*Assignment*
If a line in the data holds the string "search", list it.

*The records*
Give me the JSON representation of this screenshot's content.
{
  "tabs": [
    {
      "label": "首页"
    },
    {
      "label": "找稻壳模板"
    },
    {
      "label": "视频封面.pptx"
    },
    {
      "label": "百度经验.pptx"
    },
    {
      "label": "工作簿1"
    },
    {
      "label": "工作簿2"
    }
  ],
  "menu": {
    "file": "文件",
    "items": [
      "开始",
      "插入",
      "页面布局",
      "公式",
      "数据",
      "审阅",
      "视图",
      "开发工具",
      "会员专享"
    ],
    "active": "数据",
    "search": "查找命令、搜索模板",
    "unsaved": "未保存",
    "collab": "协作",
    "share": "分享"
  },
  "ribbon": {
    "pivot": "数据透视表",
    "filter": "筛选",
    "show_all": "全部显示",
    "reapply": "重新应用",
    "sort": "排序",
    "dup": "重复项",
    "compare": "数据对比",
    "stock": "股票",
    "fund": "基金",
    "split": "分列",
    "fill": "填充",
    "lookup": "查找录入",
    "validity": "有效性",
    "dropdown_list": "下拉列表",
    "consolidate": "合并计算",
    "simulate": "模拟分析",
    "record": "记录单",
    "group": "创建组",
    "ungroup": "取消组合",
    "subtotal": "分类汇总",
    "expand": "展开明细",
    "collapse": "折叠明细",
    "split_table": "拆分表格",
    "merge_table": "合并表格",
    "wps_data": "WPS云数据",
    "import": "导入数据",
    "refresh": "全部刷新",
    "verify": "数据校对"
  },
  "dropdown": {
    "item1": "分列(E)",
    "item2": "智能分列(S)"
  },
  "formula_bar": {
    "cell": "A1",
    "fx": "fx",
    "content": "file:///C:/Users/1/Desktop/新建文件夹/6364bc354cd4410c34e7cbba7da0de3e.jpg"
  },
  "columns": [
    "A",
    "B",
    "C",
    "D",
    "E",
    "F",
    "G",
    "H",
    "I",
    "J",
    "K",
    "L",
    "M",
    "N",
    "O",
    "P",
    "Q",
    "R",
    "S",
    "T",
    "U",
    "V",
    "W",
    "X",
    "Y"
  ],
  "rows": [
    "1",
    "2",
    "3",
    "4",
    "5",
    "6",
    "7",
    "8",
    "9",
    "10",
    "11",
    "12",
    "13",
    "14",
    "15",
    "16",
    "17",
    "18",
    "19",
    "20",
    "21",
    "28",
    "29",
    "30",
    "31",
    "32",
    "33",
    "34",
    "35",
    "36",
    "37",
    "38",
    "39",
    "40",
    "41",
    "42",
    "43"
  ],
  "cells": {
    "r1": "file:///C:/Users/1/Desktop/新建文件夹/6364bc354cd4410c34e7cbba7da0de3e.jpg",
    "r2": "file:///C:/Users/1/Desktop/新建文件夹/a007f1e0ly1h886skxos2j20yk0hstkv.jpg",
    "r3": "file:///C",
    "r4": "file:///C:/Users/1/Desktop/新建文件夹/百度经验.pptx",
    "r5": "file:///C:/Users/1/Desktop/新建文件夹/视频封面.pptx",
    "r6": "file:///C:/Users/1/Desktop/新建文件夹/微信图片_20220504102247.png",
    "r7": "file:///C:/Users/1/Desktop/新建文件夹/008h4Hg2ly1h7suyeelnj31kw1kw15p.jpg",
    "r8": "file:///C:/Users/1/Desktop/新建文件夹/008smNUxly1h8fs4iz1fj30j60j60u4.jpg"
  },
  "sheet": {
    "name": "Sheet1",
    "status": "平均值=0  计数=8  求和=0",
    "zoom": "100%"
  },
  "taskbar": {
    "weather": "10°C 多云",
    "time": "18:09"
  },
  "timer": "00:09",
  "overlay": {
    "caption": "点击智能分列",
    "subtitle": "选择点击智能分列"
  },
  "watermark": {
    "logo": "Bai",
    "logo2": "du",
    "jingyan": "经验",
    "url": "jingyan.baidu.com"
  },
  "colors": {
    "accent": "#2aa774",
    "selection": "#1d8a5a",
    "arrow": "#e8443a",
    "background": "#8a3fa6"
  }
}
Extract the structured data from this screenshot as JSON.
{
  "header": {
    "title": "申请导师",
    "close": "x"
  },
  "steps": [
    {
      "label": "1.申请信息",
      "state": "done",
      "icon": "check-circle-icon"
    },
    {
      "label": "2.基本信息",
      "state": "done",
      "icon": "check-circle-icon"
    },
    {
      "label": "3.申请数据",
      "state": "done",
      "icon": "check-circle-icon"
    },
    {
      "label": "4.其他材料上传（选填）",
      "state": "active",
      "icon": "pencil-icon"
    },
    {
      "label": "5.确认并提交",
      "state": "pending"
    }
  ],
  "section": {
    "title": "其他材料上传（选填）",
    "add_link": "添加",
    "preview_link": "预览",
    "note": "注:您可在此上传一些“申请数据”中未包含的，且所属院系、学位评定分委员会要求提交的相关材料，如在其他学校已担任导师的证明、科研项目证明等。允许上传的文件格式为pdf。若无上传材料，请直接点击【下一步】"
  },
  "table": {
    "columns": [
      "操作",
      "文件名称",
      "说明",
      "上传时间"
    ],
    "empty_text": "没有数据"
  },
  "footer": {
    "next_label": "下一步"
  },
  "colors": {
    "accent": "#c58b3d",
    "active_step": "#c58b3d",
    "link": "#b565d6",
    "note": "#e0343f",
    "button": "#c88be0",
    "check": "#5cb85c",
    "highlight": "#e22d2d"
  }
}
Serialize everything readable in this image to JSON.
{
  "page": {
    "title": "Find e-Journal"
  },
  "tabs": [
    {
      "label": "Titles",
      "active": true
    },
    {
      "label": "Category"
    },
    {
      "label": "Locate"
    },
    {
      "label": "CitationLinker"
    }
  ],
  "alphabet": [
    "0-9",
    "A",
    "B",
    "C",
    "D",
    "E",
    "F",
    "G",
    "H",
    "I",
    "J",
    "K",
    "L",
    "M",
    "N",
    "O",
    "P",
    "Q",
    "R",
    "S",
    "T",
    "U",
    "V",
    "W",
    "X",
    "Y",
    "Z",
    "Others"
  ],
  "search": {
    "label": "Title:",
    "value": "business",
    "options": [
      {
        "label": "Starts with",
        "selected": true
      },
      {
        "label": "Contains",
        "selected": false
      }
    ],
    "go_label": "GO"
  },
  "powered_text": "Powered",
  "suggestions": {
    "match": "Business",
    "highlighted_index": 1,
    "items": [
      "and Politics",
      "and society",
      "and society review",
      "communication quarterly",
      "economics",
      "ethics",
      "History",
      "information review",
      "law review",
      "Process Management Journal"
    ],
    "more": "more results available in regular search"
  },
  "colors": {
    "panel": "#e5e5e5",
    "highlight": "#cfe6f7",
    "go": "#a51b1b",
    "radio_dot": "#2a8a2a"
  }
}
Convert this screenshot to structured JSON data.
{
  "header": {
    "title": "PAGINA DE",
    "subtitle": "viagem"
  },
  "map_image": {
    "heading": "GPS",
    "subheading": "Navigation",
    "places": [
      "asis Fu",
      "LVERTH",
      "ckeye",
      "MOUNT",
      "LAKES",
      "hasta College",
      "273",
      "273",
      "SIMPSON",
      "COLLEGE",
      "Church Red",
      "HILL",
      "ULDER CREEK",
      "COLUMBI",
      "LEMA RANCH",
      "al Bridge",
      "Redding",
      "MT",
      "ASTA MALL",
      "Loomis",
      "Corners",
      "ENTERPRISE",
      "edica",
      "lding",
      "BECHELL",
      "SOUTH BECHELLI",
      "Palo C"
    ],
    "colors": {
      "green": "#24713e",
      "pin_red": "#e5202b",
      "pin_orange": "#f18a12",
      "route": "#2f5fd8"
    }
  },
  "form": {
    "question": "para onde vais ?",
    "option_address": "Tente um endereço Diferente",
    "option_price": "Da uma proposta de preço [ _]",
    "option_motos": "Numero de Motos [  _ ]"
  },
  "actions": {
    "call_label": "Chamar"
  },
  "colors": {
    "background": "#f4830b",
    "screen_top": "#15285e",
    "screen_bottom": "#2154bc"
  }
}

*Final answer*
    "search": "查找命令、搜索模板",
  "search": {
    "more": "more results available in regular search"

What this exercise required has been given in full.